Data items
== == ==
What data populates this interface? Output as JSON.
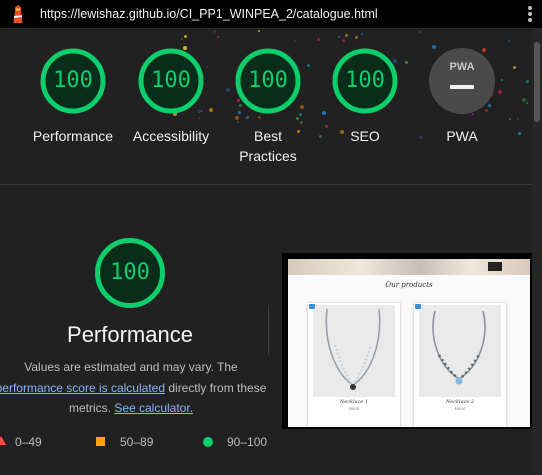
{
  "browser": {
    "url": "https://lewishaz.github.io/CI_PP1_WINPEA_2/catalogue.html",
    "logo_icon": "lighthouse-icon",
    "menu_icon": "kebab-menu-icon"
  },
  "scores": {
    "items": [
      {
        "score": "100",
        "label": "Performance"
      },
      {
        "score": "100",
        "label": "Accessibility"
      },
      {
        "score": "100",
        "label": "Best Practices"
      },
      {
        "score": "100",
        "label": "SEO"
      }
    ],
    "pwa": {
      "badge": "PWA",
      "label": "PWA"
    }
  },
  "performance": {
    "score": "100",
    "title": "Performance",
    "desc_line1": "Values are estimated and may vary. The",
    "desc_link1": "performance score is calculated",
    "desc_mid": " directly from these",
    "desc_line3": "metrics. ",
    "desc_link2": "See calculator."
  },
  "legend": {
    "fail": "0–49",
    "average": "50–89",
    "pass": "90–100"
  },
  "thumbnail": {
    "heading": "Our products",
    "cards": [
      {
        "name": "Necklace 1",
        "price": "£45.00"
      },
      {
        "name": "Necklace 2",
        "price": "£45.00"
      }
    ]
  },
  "colors": {
    "pass": "#0cce6b",
    "average": "#ffa400",
    "fail": "#ff4e42",
    "link": "#8ab4f8",
    "background": "#212121"
  }
}
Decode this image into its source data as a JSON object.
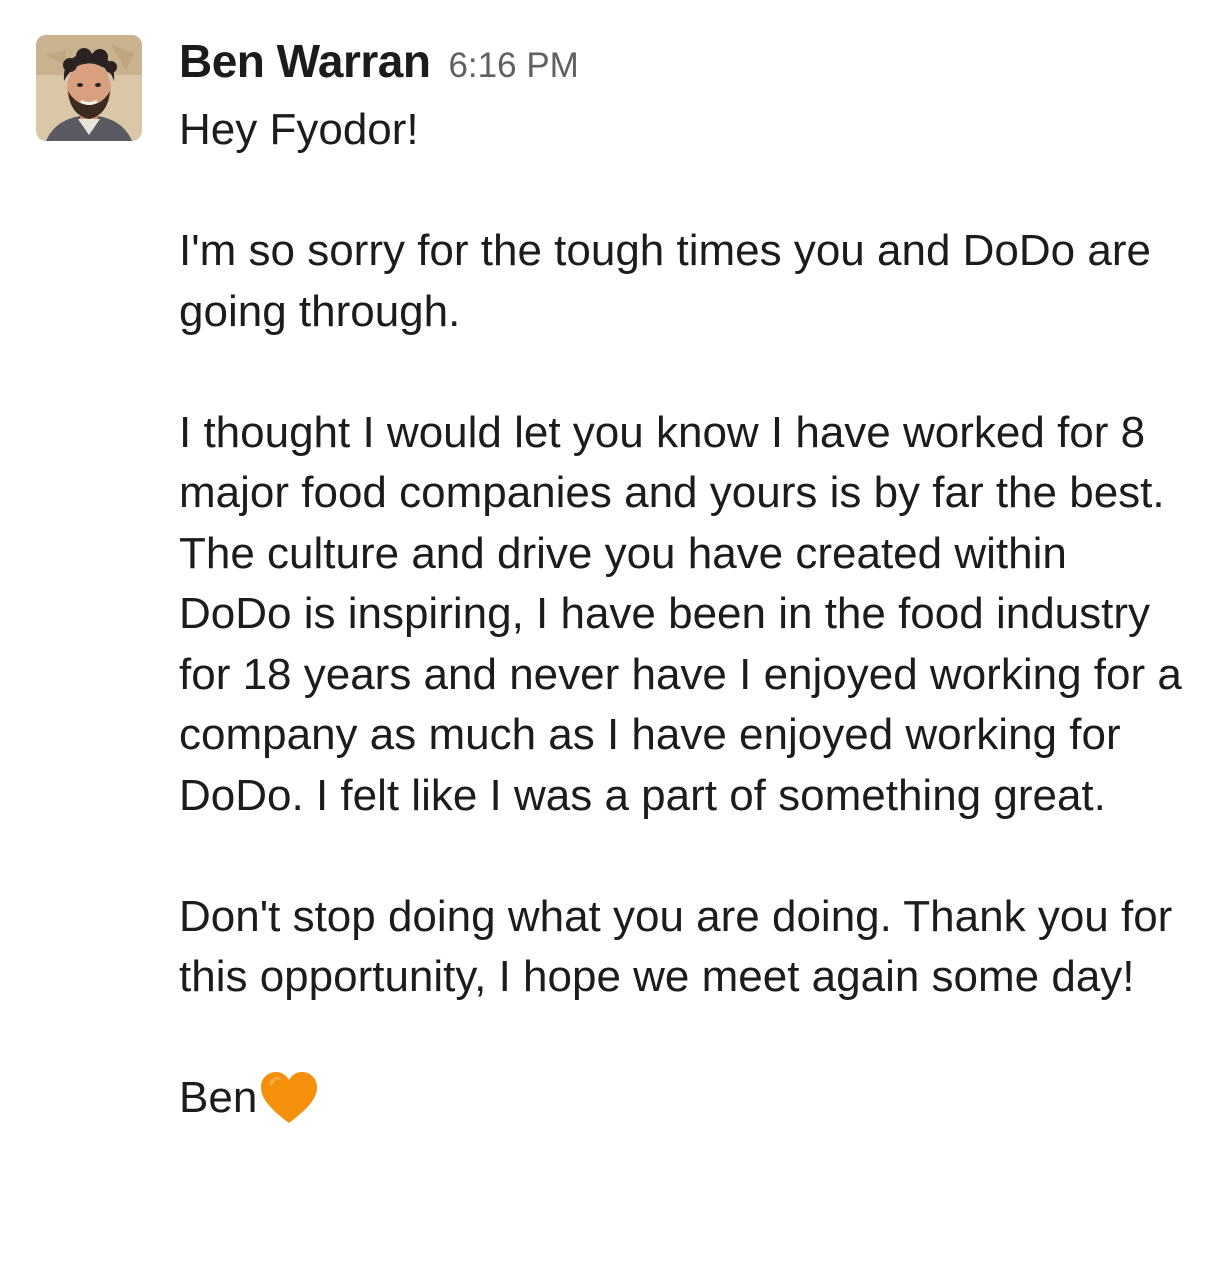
{
  "message": {
    "sender": "Ben Warran",
    "timestamp": "6:16 PM",
    "avatar_icon": "profile-photo",
    "paragraphs": [
      "Hey Fyodor!",
      "I'm so sorry for the tough times you and DoDo are going through.",
      "I thought I would let you know I have worked for 8 major food companies and yours is by far the best. The culture and drive you have created within DoDo is inspiring, I have been in the food industry for 18 years and never have I enjoyed working for a company as much as I have enjoyed working for DoDo. I felt like I was a part of something great.",
      "Don't stop doing what you are doing. Thank you for this opportunity, I hope we meet again some day!"
    ],
    "signature": "Ben",
    "signature_icon": "orange-heart-icon"
  },
  "colors": {
    "text": "#1d1c1d",
    "timestamp": "#616061",
    "heart": "#f4900c"
  }
}
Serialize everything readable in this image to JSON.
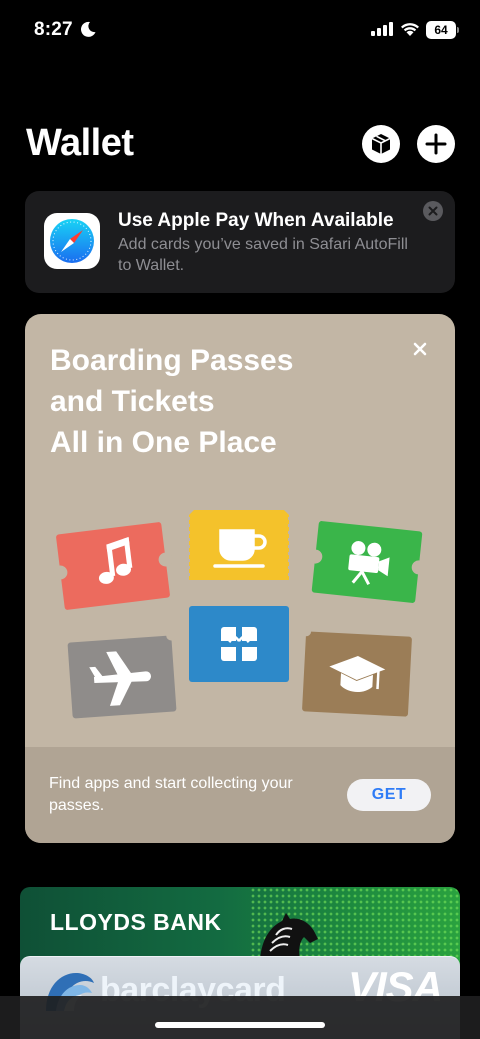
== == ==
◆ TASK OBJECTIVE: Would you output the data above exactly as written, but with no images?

◆ OUTPUT OF THE TASK:
What data populates this interface? Output as JSON.
{
  "browser": {
    "url": "https://lewishaz.github.io/CI_PP1_WINPEA_2/catalogue.html",
    "logo_icon": "lighthouse-icon",
    "menu_icon": "kebab-menu-icon"
  },
  "scores": {
    "items": [
      {
        "score": "100",
        "label": "Performance"
      },
      {
        "score": "100",
        "label": "Accessibility"
      },
      {
        "score": "100",
        "label": "Best Practices"
      },
      {
        "score": "100",
        "label": "SEO"
      }
    ],
    "pwa": {
      "badge": "PWA",
      "label": "PWA"
    }
  },
  "performance": {
    "score": "100",
    "title": "Performance",
    "desc_line1": "Values are estimated and may vary. The",
    "desc_link1": "performance score is calculated",
    "desc_mid": " directly from these",
    "desc_line3": "metrics. ",
    "desc_link2": "See calculator."
  },
  "legend": {
    "fail": "0–49",
    "average": "50–89",
    "pass": "90–100"
  },
  "thumbnail": {
    "heading": "Our products",
    "cards": [
      {
        "name": "Necklace 1",
        "price": "£45.00"
      },
      {
        "name": "Necklace 2",
        "price": "£45.00"
      }
    ]
  },
  "colors": {
    "pass": "#0cce6b",
    "average": "#ffa400",
    "fail": "#ff4e42",
    "link": "#8ab4f8",
    "background": "#212121"
  }
}
Decode this image into its source data as a JSON object.
{
  "message": {
    "sender": "Ben Warran",
    "timestamp": "6:16 PM",
    "avatar_icon": "profile-photo",
    "paragraphs": [
      "Hey Fyodor!",
      "I'm so sorry for the tough times you and DoDo are going through.",
      "I thought I would let you know I have worked for 8 major food companies and yours is by far the best. The culture and drive you have created within DoDo is inspiring, I have been in the food industry for 18 years and never have I enjoyed working for a company as much as I have enjoyed working for DoDo. I felt like I was a part of something great.",
      "Don't stop doing what you are doing. Thank you for this opportunity, I hope we meet again some day!"
    ],
    "signature": "Ben",
    "signature_icon": "orange-heart-icon"
  },
  "colors": {
    "text": "#1d1c1d",
    "timestamp": "#616061",
    "heart": "#f4900c"
  }
}
Serialize everything readable in this image to JSON.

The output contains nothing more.